Sunday, October 30, 2011
As much as the guitar fuzz and surf beat point to the band's roots in 60s garage, this album is a strangely luminescent rumination on mortality that digs much deeper than any of its aural antecedents might first suggest. It all seems to emanate from vocalist Dee Dee (aka Kristen Gundred), whose voice has taken on a slight hint of the young Chrissie Hynde and whose lyrics confront heartbreak in a way that's as direct as it is free of cheap sentimentality. On almost every song she transforms pop songs into pop drama, turning her own tragedy into high art. "Heartbeat", for example, initially gets by due to the effectiveness of its melodic hook, until you realize the "take it away" chorus refers to overwhelming sorrow. "Coming Down" builds to a climax in which Dee Dee repeats "here I go" as if she's incapable of stopping the descent. Behind her the band creates a jangly, fuzzy sonic swirl that mixes the Ronettes, the Jesus and Mary Chain, Mazzy Star, and most of the Nuggets box set into something that at times still seems to be trying to find itself - but there's very little doubt that we're seeing the birth of a true star here.
There's not a lot of variation here, but variation is a crutch for the uncommitted, right?
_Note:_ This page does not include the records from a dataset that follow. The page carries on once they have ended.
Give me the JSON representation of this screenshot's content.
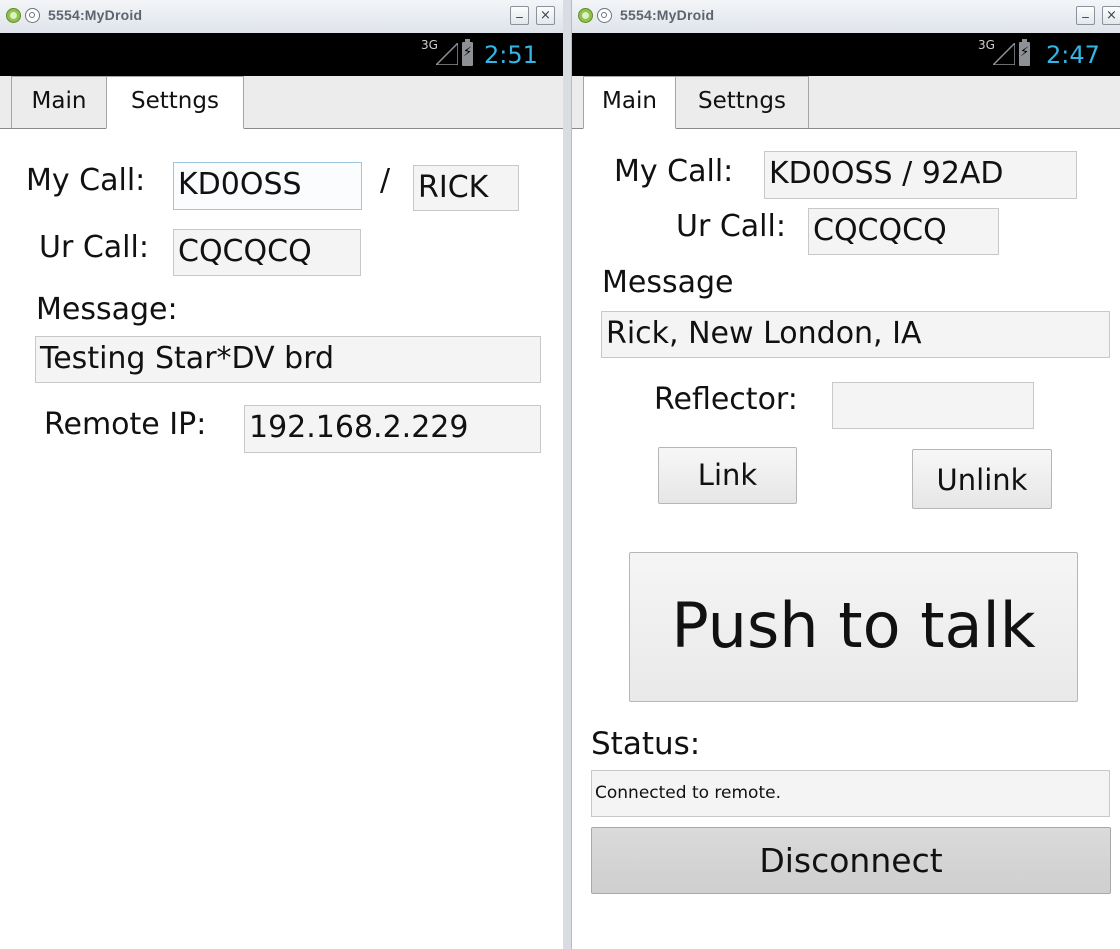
{
  "left": {
    "window_title": "5554:MyDroid",
    "status_bar": {
      "network": "3G",
      "time": "2:51"
    },
    "tabs": [
      {
        "label": "Main"
      },
      {
        "label": "Settngs"
      }
    ],
    "settings": {
      "my_call_label": "My Call:",
      "my_call_value": "KD0OSS",
      "separator": "/",
      "suffix_value": "RICK",
      "ur_call_label": "Ur Call:",
      "ur_call_value": "CQCQCQ",
      "message_label": "Message:",
      "message_value": "Testing Star*DV brd",
      "remote_ip_label": "Remote IP:",
      "remote_ip_value": "192.168.2.229"
    }
  },
  "right": {
    "window_title": "5554:MyDroid",
    "status_bar": {
      "network": "3G",
      "time": "2:47"
    },
    "tabs": [
      {
        "label": "Main"
      },
      {
        "label": "Settngs"
      }
    ],
    "main": {
      "my_call_label": "My Call:",
      "my_call_value": "KD0OSS   / 92AD",
      "ur_call_label": "Ur Call:",
      "ur_call_value": "CQCQCQ",
      "message_label": "Message",
      "message_value": "Rick, New London, IA",
      "reflector_label": "Reflector:",
      "reflector_value": "",
      "link_label": "Link",
      "unlink_label": "Unlink",
      "ptt_label": "Push to talk",
      "status_label": "Status:",
      "status_value": "Connected to remote.",
      "disconnect_label": "Disconnect"
    }
  },
  "window_controls": {
    "minimize": "_",
    "close": "×"
  },
  "colors": {
    "clock": "#33b5e5",
    "status_bar_bg": "#000000",
    "tab_bar_bg": "#ececec"
  }
}
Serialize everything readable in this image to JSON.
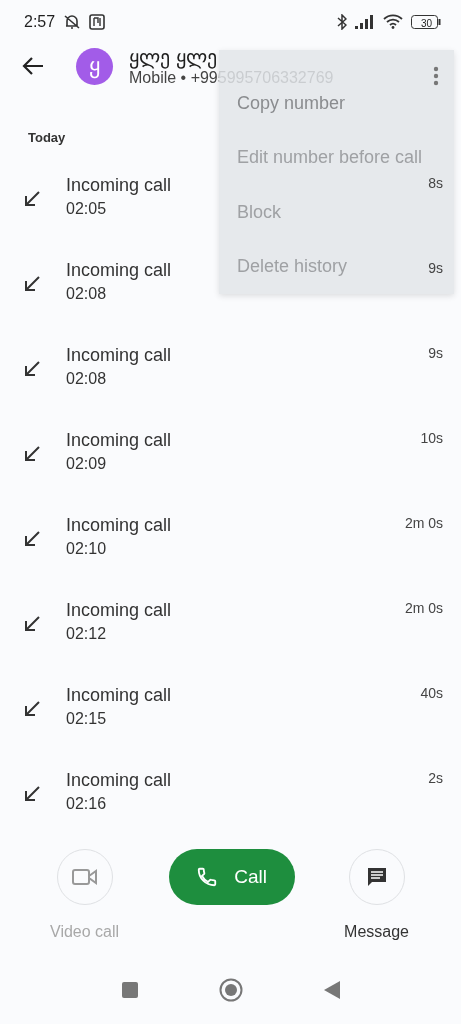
{
  "status_bar": {
    "time": "2:57",
    "battery": "30"
  },
  "contact": {
    "initial": "ყ",
    "name": "ყლე ყლე",
    "subtitle": "Mobile • +995995706332769"
  },
  "menu": {
    "open": true,
    "items": [
      {
        "label": "Copy number"
      },
      {
        "label": "Edit number before call"
      },
      {
        "label": "Block"
      },
      {
        "label": "Delete history"
      }
    ]
  },
  "section": "Today",
  "calls": [
    {
      "type": "Incoming call",
      "time": "02:05",
      "duration": "8s"
    },
    {
      "type": "Incoming call",
      "time": "02:08",
      "duration": "9s"
    },
    {
      "type": "Incoming call",
      "time": "02:08",
      "duration": "9s"
    },
    {
      "type": "Incoming call",
      "time": "02:09",
      "duration": "10s"
    },
    {
      "type": "Incoming call",
      "time": "02:10",
      "duration": "2m 0s"
    },
    {
      "type": "Incoming call",
      "time": "02:12",
      "duration": "2m 0s"
    },
    {
      "type": "Incoming call",
      "time": "02:15",
      "duration": "40s"
    },
    {
      "type": "Incoming call",
      "time": "02:16",
      "duration": "2s"
    }
  ],
  "actions": [
    {
      "kind": "video",
      "label": "Video call",
      "disabled": true
    },
    {
      "kind": "call",
      "label": "Call"
    },
    {
      "kind": "message",
      "label": "Message",
      "disabled": false
    }
  ]
}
Just ask the Ramones. Or Sousa. Or the republican base. Thing is, what these guys do may be limited, but they do it like the next three minutes are the most important 179 seconds in the universe. Almost every song seems to rise out of a morose static drone that bleeds between tracks, and when the embellishments arrive - a nervous acoustic strum, 60s girl group beat, the constant threat of guitar violence - they're just faintly familiar enough that they cradle everything in the comfort of nostalgia. And the cherry on top of all that is the voice - an untrained working class Scot burr that doesn't so much confess sins as declare them. The end result shimmers with a luminous melancholy that contains a fair amount of magic. Definitely a mood piece, but it's a mood that most of us are eventually committed to whether we like it or not.
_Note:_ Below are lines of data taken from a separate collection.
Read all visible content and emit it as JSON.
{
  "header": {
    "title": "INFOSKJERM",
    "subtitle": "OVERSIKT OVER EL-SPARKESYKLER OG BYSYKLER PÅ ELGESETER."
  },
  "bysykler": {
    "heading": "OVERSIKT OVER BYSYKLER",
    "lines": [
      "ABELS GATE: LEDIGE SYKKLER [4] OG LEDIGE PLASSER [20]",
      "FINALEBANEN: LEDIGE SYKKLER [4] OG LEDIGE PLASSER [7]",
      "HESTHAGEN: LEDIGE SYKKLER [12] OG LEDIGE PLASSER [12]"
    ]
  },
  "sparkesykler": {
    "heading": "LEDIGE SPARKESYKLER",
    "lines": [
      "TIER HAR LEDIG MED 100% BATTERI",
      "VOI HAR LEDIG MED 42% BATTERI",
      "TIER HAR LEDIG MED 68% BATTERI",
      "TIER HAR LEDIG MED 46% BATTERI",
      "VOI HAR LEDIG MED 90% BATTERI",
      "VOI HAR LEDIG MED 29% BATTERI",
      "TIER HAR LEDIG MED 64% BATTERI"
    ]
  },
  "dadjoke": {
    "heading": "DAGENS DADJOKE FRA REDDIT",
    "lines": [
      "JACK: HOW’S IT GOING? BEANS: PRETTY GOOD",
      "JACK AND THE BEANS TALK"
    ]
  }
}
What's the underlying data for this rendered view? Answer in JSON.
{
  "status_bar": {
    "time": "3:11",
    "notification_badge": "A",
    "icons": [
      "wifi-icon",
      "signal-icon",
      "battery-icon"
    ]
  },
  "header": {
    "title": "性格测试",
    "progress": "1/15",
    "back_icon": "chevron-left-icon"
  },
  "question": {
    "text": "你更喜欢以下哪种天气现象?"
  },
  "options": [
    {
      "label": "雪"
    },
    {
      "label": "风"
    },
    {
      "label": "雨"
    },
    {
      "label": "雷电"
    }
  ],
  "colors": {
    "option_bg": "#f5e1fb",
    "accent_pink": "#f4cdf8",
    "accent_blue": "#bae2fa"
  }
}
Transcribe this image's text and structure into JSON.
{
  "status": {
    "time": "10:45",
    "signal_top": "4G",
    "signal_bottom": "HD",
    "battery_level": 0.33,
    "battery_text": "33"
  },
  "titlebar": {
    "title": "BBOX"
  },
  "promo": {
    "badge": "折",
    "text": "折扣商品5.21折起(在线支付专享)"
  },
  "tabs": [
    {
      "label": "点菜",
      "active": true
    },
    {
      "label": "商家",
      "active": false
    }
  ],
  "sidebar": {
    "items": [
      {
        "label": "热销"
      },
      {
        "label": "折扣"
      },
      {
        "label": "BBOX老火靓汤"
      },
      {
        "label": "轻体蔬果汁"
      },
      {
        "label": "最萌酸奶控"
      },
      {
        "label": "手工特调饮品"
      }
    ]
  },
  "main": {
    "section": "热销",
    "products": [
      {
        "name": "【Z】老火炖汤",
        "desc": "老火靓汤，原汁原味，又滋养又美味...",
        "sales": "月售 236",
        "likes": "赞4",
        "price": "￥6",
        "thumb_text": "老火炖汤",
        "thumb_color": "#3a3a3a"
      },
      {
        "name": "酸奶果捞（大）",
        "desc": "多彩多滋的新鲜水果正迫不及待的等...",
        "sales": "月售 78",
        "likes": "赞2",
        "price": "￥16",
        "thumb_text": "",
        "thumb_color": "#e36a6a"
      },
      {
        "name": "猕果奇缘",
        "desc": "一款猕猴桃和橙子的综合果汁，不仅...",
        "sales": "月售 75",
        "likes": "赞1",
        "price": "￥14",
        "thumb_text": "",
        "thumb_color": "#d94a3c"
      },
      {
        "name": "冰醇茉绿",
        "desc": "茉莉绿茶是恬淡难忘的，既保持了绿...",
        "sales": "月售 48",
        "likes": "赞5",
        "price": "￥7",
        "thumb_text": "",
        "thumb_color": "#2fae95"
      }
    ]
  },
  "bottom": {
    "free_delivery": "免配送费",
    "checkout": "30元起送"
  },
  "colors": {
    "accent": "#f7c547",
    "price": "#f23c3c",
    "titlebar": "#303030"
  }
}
The gameplan for the debut album by Yep seems straightforward enough. Al Chan (of the Rubinoos) and Mark Caputo (of Belleville) teamed up and cherry-picked some of their favorite songs from all over the pop continuum. They demonstrated great taste and impressive record collections in the process, creating a songwriters' universe in which Don Everly, Ray Davies, Woody Guthrie, and Elton John stand shoulder to shoulder with Joe Pernice, Justin Currie, Teitur Lassen, Richard Buckner and Alan Wauters. The songs (ten covers and one Caputo original) are presented in rich, uncluttered arrangements. Around them guitars twang and jangle, occasionally kick up some distortion but never enough to kill the mellow buzz. Producer John Cuniberti finds the exact right balance between technologically pristine and organically natural.
And then those voices enter the picture, and suddenly nothing seems straightforward anymore. The vocals of Chan and Caputo wind around each other in such stunning harmony that they invoke a sense of utter timelessness. It's like the Everly Brothers smashcut into a new millennium. And that's not to suggest an old-fashioned approach. There's no rose-tinted grasp at the past here, just as there's no auto-tuned plasticity begging for mainstream approval; this is a simple, unadorned flexing of talent that should intimidate other singers and delight everyone else.
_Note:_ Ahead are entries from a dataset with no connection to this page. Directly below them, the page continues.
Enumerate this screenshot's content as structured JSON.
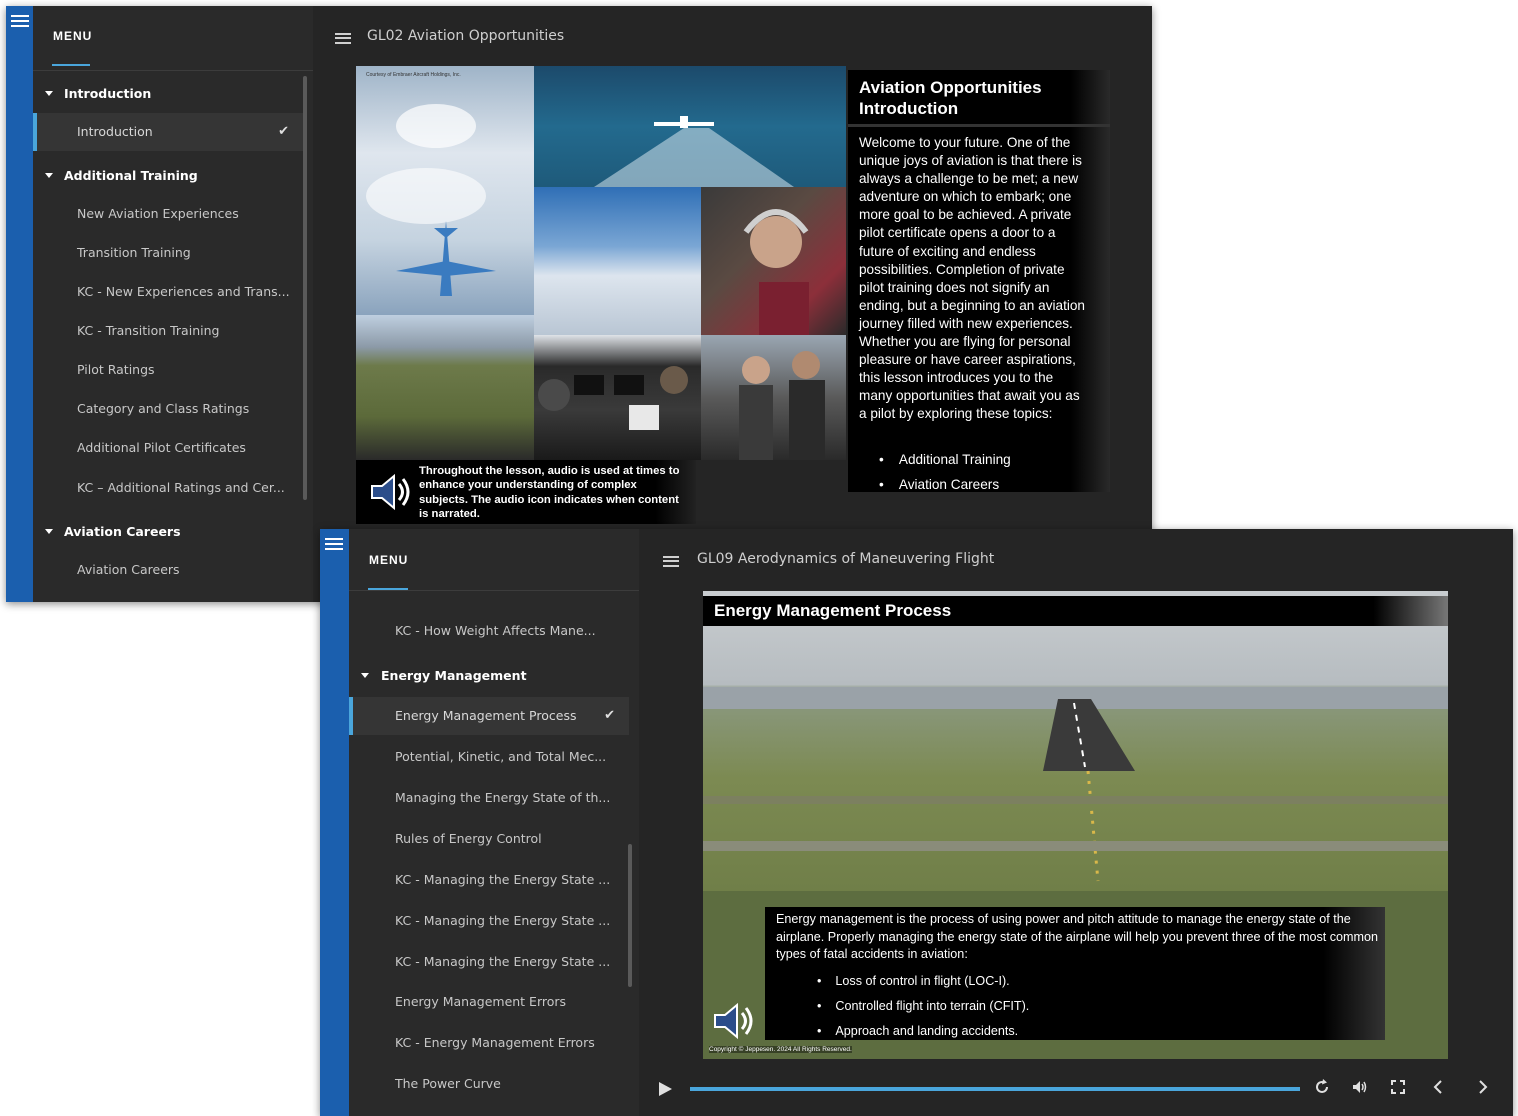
{
  "window1": {
    "menu_title": "MENU",
    "lesson_title": "GL02 Aviation Opportunities",
    "menu_items": [
      {
        "label": "Introduction",
        "type": "section"
      },
      {
        "label": "Introduction",
        "type": "item",
        "active": true,
        "checked": true
      },
      {
        "label": "Additional Training",
        "type": "section"
      },
      {
        "label": "New Aviation Experiences",
        "type": "item"
      },
      {
        "label": "Transition Training",
        "type": "item"
      },
      {
        "label": "KC - New Experiences and Trans...",
        "type": "item"
      },
      {
        "label": "KC - Transition Training",
        "type": "item"
      },
      {
        "label": "Pilot Ratings",
        "type": "item"
      },
      {
        "label": "Category and Class Ratings",
        "type": "item"
      },
      {
        "label": "Additional Pilot Certificates",
        "type": "item"
      },
      {
        "label": "KC – Additional Ratings and Cer...",
        "type": "item"
      },
      {
        "label": "Aviation Careers",
        "type": "section"
      },
      {
        "label": "Aviation Careers",
        "type": "item"
      }
    ],
    "slide": {
      "credit": "Courtesy of Embraer Aircraft Holdings, Inc.",
      "heading_line1": "Aviation Opportunities",
      "heading_line2": "Introduction",
      "body": "Welcome to your future. One of the unique joys of aviation is that there is always a challenge to be met; a new adventure on which to embark; one more goal to be achieved. A private pilot certificate opens a door to a future of exciting and endless possibilities. Completion of private pilot training does not signify an ending, but a beginning to an aviation journey filled with new experiences. Whether you are flying for personal pleasure or have career aspirations, this lesson introduces you to the many opportunities that await you as a pilot by exploring these topics:",
      "bullets": [
        "Additional Training",
        "Aviation Careers"
      ],
      "audio_note": "Throughout the lesson, audio is used at times to enhance your understanding of complex subjects. The audio icon indicates when content is narrated."
    }
  },
  "window2": {
    "menu_title": "MENU",
    "lesson_title": "GL09 Aerodynamics of Maneuvering Flight",
    "menu_items": [
      {
        "label": "KC - How Weight Affects Mane...",
        "type": "item"
      },
      {
        "label": "Energy Management",
        "type": "section"
      },
      {
        "label": "Energy Management Process",
        "type": "item",
        "active": true,
        "checked": true
      },
      {
        "label": "Potential, Kinetic, and Total Mec...",
        "type": "item"
      },
      {
        "label": "Managing the Energy State of th...",
        "type": "item"
      },
      {
        "label": "Rules of Energy Control",
        "type": "item"
      },
      {
        "label": "KC - Managing the Energy State ...",
        "type": "item"
      },
      {
        "label": "KC - Managing the Energy State ...",
        "type": "item"
      },
      {
        "label": "KC - Managing the Energy State ...",
        "type": "item"
      },
      {
        "label": "Energy Management Errors",
        "type": "item"
      },
      {
        "label": "KC - Energy Management Errors",
        "type": "item"
      },
      {
        "label": "The Power Curve",
        "type": "item"
      }
    ],
    "slide": {
      "heading": "Energy Management Process",
      "body": "Energy management is the process of using power and pitch attitude to manage the energy state of the airplane. Properly managing the energy state of the airplane will help you prevent three of the most common types of fatal accidents in aviation:",
      "bullets": [
        "Loss of control in flight (LOC-I).",
        "Controlled flight into terrain (CFIT).",
        "Approach and landing accidents."
      ],
      "copyright": "Copyright © Jeppesen. 2024 All Rights Reserved."
    },
    "player": {
      "progress": 1.0,
      "accent_color": "#4aa6dc"
    }
  },
  "colors": {
    "sidebar_strip": "#1b5fae",
    "menu_bg": "#2a2a2a",
    "content_bg": "#252525",
    "accent": "#4aa6dc"
  },
  "icons": [
    "menu-icon",
    "chevron-down-icon",
    "check-icon",
    "speaker-icon",
    "play-icon",
    "replay-icon",
    "volume-icon",
    "fullscreen-icon",
    "chevron-left-icon",
    "chevron-right-icon"
  ]
}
Some music just seems to stand outside of time, completely impervious to passing trends and fleeting style. It makes its own rules, defines its own sense of cool. A pantheon of greats already inhabits such rarefied air. Is it possible that Chan and Caputo have joined them? Yep. Yep. A thousand times Yep.
Yep on Amazon
Whenever I start to lament the demise of modern music, a band like this will show up and kick my ass. Watts somehow wedge their tough rock 'n' roll in the same space between punk and power pop that once made the Replacements seem so necessary. Each song on On The Dial comes armed with at least a couple barbed hooks, and the band backs them up with the cool swagger of a 50s street gang. Singer Dan Kopko's rasp holds a similarity to Social Distortion's Mike Ness (but with a more advanced sense of both melody and humor), while guitarist John Blout's muscular, dramatic leads are concise and tuneful, and underneath it all the rhythm section of Craig Lapointe and John Lynch pushes every bar forward with a lurching, inevitable momentum. The band may be named after Rolling Stones drummer Charlie, but I'm going out on a limb and claiming they're paying similar homage to Mott the Hoople bassist Overend, because as much as these songs chug along with the Chuck Berryisms of a punked-up Stones they also revel in the hard-bitten romantic fatalism of the best moments of Mott (and now that I think of it, I may have to start a campaign to get these guys to cover either "Jerkin' Crocus" or "One of the Boys" - it might be a perfect fit). Smart enough to title a song "Sweetheart of the Radio", cool enough to cover Angel City (aka the Angels), and, godbless'em, brave enough to even try at all - Watts is a band after my own heart.
Watts on Amazon